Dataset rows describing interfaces
═══

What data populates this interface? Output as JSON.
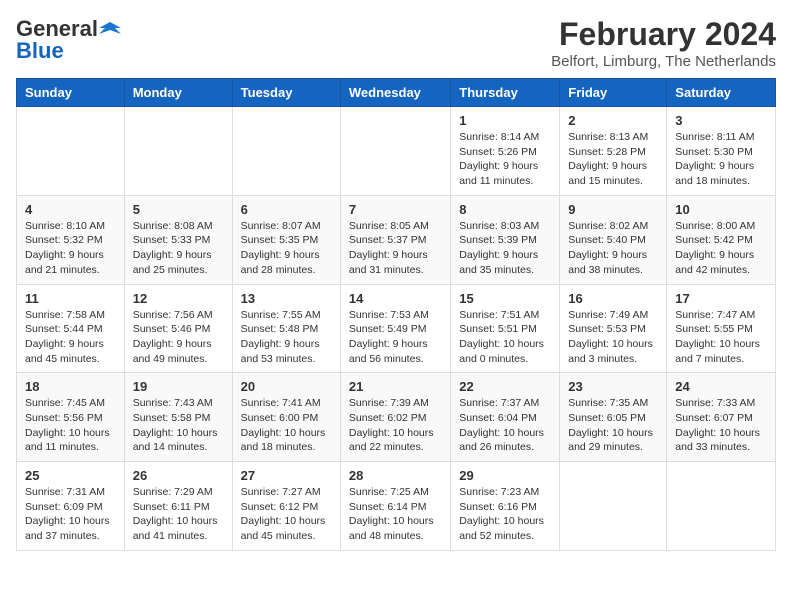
{
  "logo": {
    "general": "General",
    "blue": "Blue"
  },
  "title": "February 2024",
  "location": "Belfort, Limburg, The Netherlands",
  "weekdays": [
    "Sunday",
    "Monday",
    "Tuesday",
    "Wednesday",
    "Thursday",
    "Friday",
    "Saturday"
  ],
  "weeks": [
    [
      {
        "day": "",
        "info": ""
      },
      {
        "day": "",
        "info": ""
      },
      {
        "day": "",
        "info": ""
      },
      {
        "day": "",
        "info": ""
      },
      {
        "day": "1",
        "info": "Sunrise: 8:14 AM\nSunset: 5:26 PM\nDaylight: 9 hours\nand 11 minutes."
      },
      {
        "day": "2",
        "info": "Sunrise: 8:13 AM\nSunset: 5:28 PM\nDaylight: 9 hours\nand 15 minutes."
      },
      {
        "day": "3",
        "info": "Sunrise: 8:11 AM\nSunset: 5:30 PM\nDaylight: 9 hours\nand 18 minutes."
      }
    ],
    [
      {
        "day": "4",
        "info": "Sunrise: 8:10 AM\nSunset: 5:32 PM\nDaylight: 9 hours\nand 21 minutes."
      },
      {
        "day": "5",
        "info": "Sunrise: 8:08 AM\nSunset: 5:33 PM\nDaylight: 9 hours\nand 25 minutes."
      },
      {
        "day": "6",
        "info": "Sunrise: 8:07 AM\nSunset: 5:35 PM\nDaylight: 9 hours\nand 28 minutes."
      },
      {
        "day": "7",
        "info": "Sunrise: 8:05 AM\nSunset: 5:37 PM\nDaylight: 9 hours\nand 31 minutes."
      },
      {
        "day": "8",
        "info": "Sunrise: 8:03 AM\nSunset: 5:39 PM\nDaylight: 9 hours\nand 35 minutes."
      },
      {
        "day": "9",
        "info": "Sunrise: 8:02 AM\nSunset: 5:40 PM\nDaylight: 9 hours\nand 38 minutes."
      },
      {
        "day": "10",
        "info": "Sunrise: 8:00 AM\nSunset: 5:42 PM\nDaylight: 9 hours\nand 42 minutes."
      }
    ],
    [
      {
        "day": "11",
        "info": "Sunrise: 7:58 AM\nSunset: 5:44 PM\nDaylight: 9 hours\nand 45 minutes."
      },
      {
        "day": "12",
        "info": "Sunrise: 7:56 AM\nSunset: 5:46 PM\nDaylight: 9 hours\nand 49 minutes."
      },
      {
        "day": "13",
        "info": "Sunrise: 7:55 AM\nSunset: 5:48 PM\nDaylight: 9 hours\nand 53 minutes."
      },
      {
        "day": "14",
        "info": "Sunrise: 7:53 AM\nSunset: 5:49 PM\nDaylight: 9 hours\nand 56 minutes."
      },
      {
        "day": "15",
        "info": "Sunrise: 7:51 AM\nSunset: 5:51 PM\nDaylight: 10 hours\nand 0 minutes."
      },
      {
        "day": "16",
        "info": "Sunrise: 7:49 AM\nSunset: 5:53 PM\nDaylight: 10 hours\nand 3 minutes."
      },
      {
        "day": "17",
        "info": "Sunrise: 7:47 AM\nSunset: 5:55 PM\nDaylight: 10 hours\nand 7 minutes."
      }
    ],
    [
      {
        "day": "18",
        "info": "Sunrise: 7:45 AM\nSunset: 5:56 PM\nDaylight: 10 hours\nand 11 minutes."
      },
      {
        "day": "19",
        "info": "Sunrise: 7:43 AM\nSunset: 5:58 PM\nDaylight: 10 hours\nand 14 minutes."
      },
      {
        "day": "20",
        "info": "Sunrise: 7:41 AM\nSunset: 6:00 PM\nDaylight: 10 hours\nand 18 minutes."
      },
      {
        "day": "21",
        "info": "Sunrise: 7:39 AM\nSunset: 6:02 PM\nDaylight: 10 hours\nand 22 minutes."
      },
      {
        "day": "22",
        "info": "Sunrise: 7:37 AM\nSunset: 6:04 PM\nDaylight: 10 hours\nand 26 minutes."
      },
      {
        "day": "23",
        "info": "Sunrise: 7:35 AM\nSunset: 6:05 PM\nDaylight: 10 hours\nand 29 minutes."
      },
      {
        "day": "24",
        "info": "Sunrise: 7:33 AM\nSunset: 6:07 PM\nDaylight: 10 hours\nand 33 minutes."
      }
    ],
    [
      {
        "day": "25",
        "info": "Sunrise: 7:31 AM\nSunset: 6:09 PM\nDaylight: 10 hours\nand 37 minutes."
      },
      {
        "day": "26",
        "info": "Sunrise: 7:29 AM\nSunset: 6:11 PM\nDaylight: 10 hours\nand 41 minutes."
      },
      {
        "day": "27",
        "info": "Sunrise: 7:27 AM\nSunset: 6:12 PM\nDaylight: 10 hours\nand 45 minutes."
      },
      {
        "day": "28",
        "info": "Sunrise: 7:25 AM\nSunset: 6:14 PM\nDaylight: 10 hours\nand 48 minutes."
      },
      {
        "day": "29",
        "info": "Sunrise: 7:23 AM\nSunset: 6:16 PM\nDaylight: 10 hours\nand 52 minutes."
      },
      {
        "day": "",
        "info": ""
      },
      {
        "day": "",
        "info": ""
      }
    ]
  ]
}
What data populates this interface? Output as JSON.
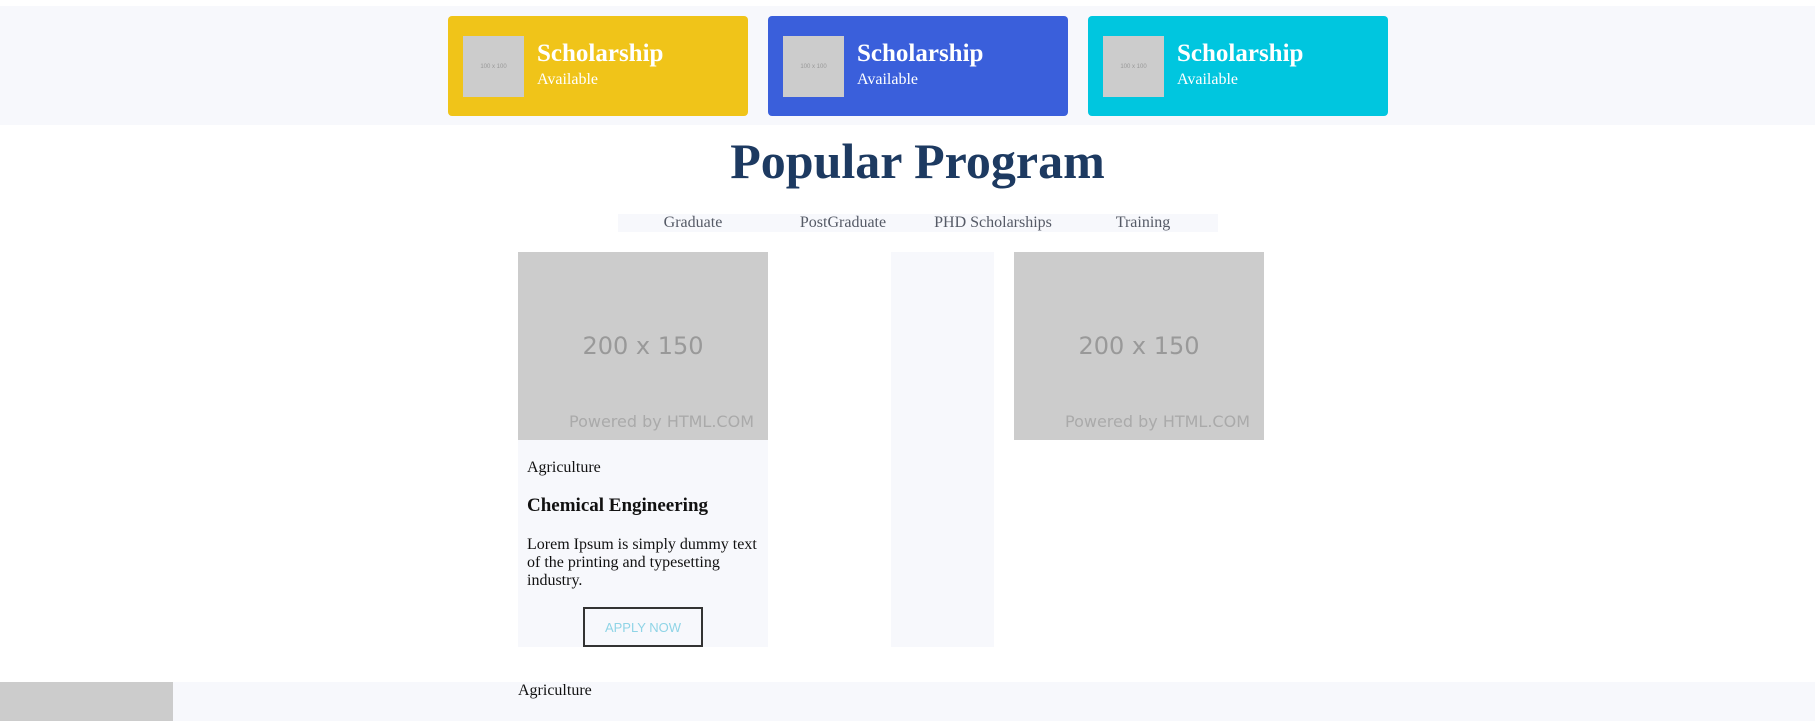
{
  "scholarship_cards": [
    {
      "thumb": "100 x 100",
      "title": "Scholarship",
      "subtitle": "Available",
      "color": "#f0c419"
    },
    {
      "thumb": "100 x 100",
      "title": "Scholarship",
      "subtitle": "Available",
      "color": "#3a5fdb"
    },
    {
      "thumb": "100 x 100",
      "title": "Scholarship",
      "subtitle": "Available",
      "color": "#00c6df"
    }
  ],
  "section": {
    "title": "Popular Program"
  },
  "tabs": [
    "Graduate",
    "PostGraduate",
    "PHD Scholarships",
    "Training"
  ],
  "program_card": {
    "image_dim": "200 x 150",
    "image_powered": "Powered by HTML.COM",
    "category": "Agriculture",
    "title": "Chemical Engineering",
    "description": "Lorem Ipsum is simply dummy text of the printing and typesetting industry.",
    "button_label": "APPLY NOW"
  },
  "second_card": {
    "image_dim": "200 x 150",
    "image_powered": "Powered by HTML.COM"
  },
  "bottom": {
    "category": "Agriculture"
  },
  "colors": {
    "background": "#f7f8fc",
    "heading": "#1d3a61",
    "placeholder": "#cccccc"
  }
}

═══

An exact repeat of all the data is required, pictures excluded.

— Task output —
What data populates this interface? Output as JSON.
{
  "logo": {
    "general": "General",
    "blue": "Blue"
  },
  "title": "February 2024",
  "location": "Belfort, Limburg, The Netherlands",
  "weekdays": [
    "Sunday",
    "Monday",
    "Tuesday",
    "Wednesday",
    "Thursday",
    "Friday",
    "Saturday"
  ],
  "weeks": [
    [
      {
        "day": "",
        "info": ""
      },
      {
        "day": "",
        "info": ""
      },
      {
        "day": "",
        "info": ""
      },
      {
        "day": "",
        "info": ""
      },
      {
        "day": "1",
        "info": "Sunrise: 8:14 AM\nSunset: 5:26 PM\nDaylight: 9 hours\nand 11 minutes."
      },
      {
        "day": "2",
        "info": "Sunrise: 8:13 AM\nSunset: 5:28 PM\nDaylight: 9 hours\nand 15 minutes."
      },
      {
        "day": "3",
        "info": "Sunrise: 8:11 AM\nSunset: 5:30 PM\nDaylight: 9 hours\nand 18 minutes."
      }
    ],
    [
      {
        "day": "4",
        "info": "Sunrise: 8:10 AM\nSunset: 5:32 PM\nDaylight: 9 hours\nand 21 minutes."
      },
      {
        "day": "5",
        "info": "Sunrise: 8:08 AM\nSunset: 5:33 PM\nDaylight: 9 hours\nand 25 minutes."
      },
      {
        "day": "6",
        "info": "Sunrise: 8:07 AM\nSunset: 5:35 PM\nDaylight: 9 hours\nand 28 minutes."
      },
      {
        "day": "7",
        "info": "Sunrise: 8:05 AM\nSunset: 5:37 PM\nDaylight: 9 hours\nand 31 minutes."
      },
      {
        "day": "8",
        "info": "Sunrise: 8:03 AM\nSunset: 5:39 PM\nDaylight: 9 hours\nand 35 minutes."
      },
      {
        "day": "9",
        "info": "Sunrise: 8:02 AM\nSunset: 5:40 PM\nDaylight: 9 hours\nand 38 minutes."
      },
      {
        "day": "10",
        "info": "Sunrise: 8:00 AM\nSunset: 5:42 PM\nDaylight: 9 hours\nand 42 minutes."
      }
    ],
    [
      {
        "day": "11",
        "info": "Sunrise: 7:58 AM\nSunset: 5:44 PM\nDaylight: 9 hours\nand 45 minutes."
      },
      {
        "day": "12",
        "info": "Sunrise: 7:56 AM\nSunset: 5:46 PM\nDaylight: 9 hours\nand 49 minutes."
      },
      {
        "day": "13",
        "info": "Sunrise: 7:55 AM\nSunset: 5:48 PM\nDaylight: 9 hours\nand 53 minutes."
      },
      {
        "day": "14",
        "info": "Sunrise: 7:53 AM\nSunset: 5:49 PM\nDaylight: 9 hours\nand 56 minutes."
      },
      {
        "day": "15",
        "info": "Sunrise: 7:51 AM\nSunset: 5:51 PM\nDaylight: 10 hours\nand 0 minutes."
      },
      {
        "day": "16",
        "info": "Sunrise: 7:49 AM\nSunset: 5:53 PM\nDaylight: 10 hours\nand 3 minutes."
      },
      {
        "day": "17",
        "info": "Sunrise: 7:47 AM\nSunset: 5:55 PM\nDaylight: 10 hours\nand 7 minutes."
      }
    ],
    [
      {
        "day": "18",
        "info": "Sunrise: 7:45 AM\nSunset: 5:56 PM\nDaylight: 10 hours\nand 11 minutes."
      },
      {
        "day": "19",
        "info": "Sunrise: 7:43 AM\nSunset: 5:58 PM\nDaylight: 10 hours\nand 14 minutes."
      },
      {
        "day": "20",
        "info": "Sunrise: 7:41 AM\nSunset: 6:00 PM\nDaylight: 10 hours\nand 18 minutes."
      },
      {
        "day": "21",
        "info": "Sunrise: 7:39 AM\nSunset: 6:02 PM\nDaylight: 10 hours\nand 22 minutes."
      },
      {
        "day": "22",
        "info": "Sunrise: 7:37 AM\nSunset: 6:04 PM\nDaylight: 10 hours\nand 26 minutes."
      },
      {
        "day": "23",
        "info": "Sunrise: 7:35 AM\nSunset: 6:05 PM\nDaylight: 10 hours\nand 29 minutes."
      },
      {
        "day": "24",
        "info": "Sunrise: 7:33 AM\nSunset: 6:07 PM\nDaylight: 10 hours\nand 33 minutes."
      }
    ],
    [
      {
        "day": "25",
        "info": "Sunrise: 7:31 AM\nSunset: 6:09 PM\nDaylight: 10 hours\nand 37 minutes."
      },
      {
        "day": "26",
        "info": "Sunrise: 7:29 AM\nSunset: 6:11 PM\nDaylight: 10 hours\nand 41 minutes."
      },
      {
        "day": "27",
        "info": "Sunrise: 7:27 AM\nSunset: 6:12 PM\nDaylight: 10 hours\nand 45 minutes."
      },
      {
        "day": "28",
        "info": "Sunrise: 7:25 AM\nSunset: 6:14 PM\nDaylight: 10 hours\nand 48 minutes."
      },
      {
        "day": "29",
        "info": "Sunrise: 7:23 AM\nSunset: 6:16 PM\nDaylight: 10 hours\nand 52 minutes."
      },
      {
        "day": "",
        "info": ""
      },
      {
        "day": "",
        "info": ""
      }
    ]
  ]
}
What data populates this interface? Output as JSON.
{
  "scholarship_cards": [
    {
      "thumb": "100 x 100",
      "title": "Scholarship",
      "subtitle": "Available",
      "color": "#f0c419"
    },
    {
      "thumb": "100 x 100",
      "title": "Scholarship",
      "subtitle": "Available",
      "color": "#3a5fdb"
    },
    {
      "thumb": "100 x 100",
      "title": "Scholarship",
      "subtitle": "Available",
      "color": "#00c6df"
    }
  ],
  "section": {
    "title": "Popular Program"
  },
  "tabs": [
    "Graduate",
    "PostGraduate",
    "PHD Scholarships",
    "Training"
  ],
  "program_card": {
    "image_dim": "200 x 150",
    "image_powered": "Powered by HTML.COM",
    "category": "Agriculture",
    "title": "Chemical Engineering",
    "description": "Lorem Ipsum is simply dummy text of the printing and typesetting industry.",
    "button_label": "APPLY NOW"
  },
  "second_card": {
    "image_dim": "200 x 150",
    "image_powered": "Powered by HTML.COM"
  },
  "bottom": {
    "category": "Agriculture"
  },
  "colors": {
    "background": "#f7f8fc",
    "heading": "#1d3a61",
    "placeholder": "#cccccc"
  }
}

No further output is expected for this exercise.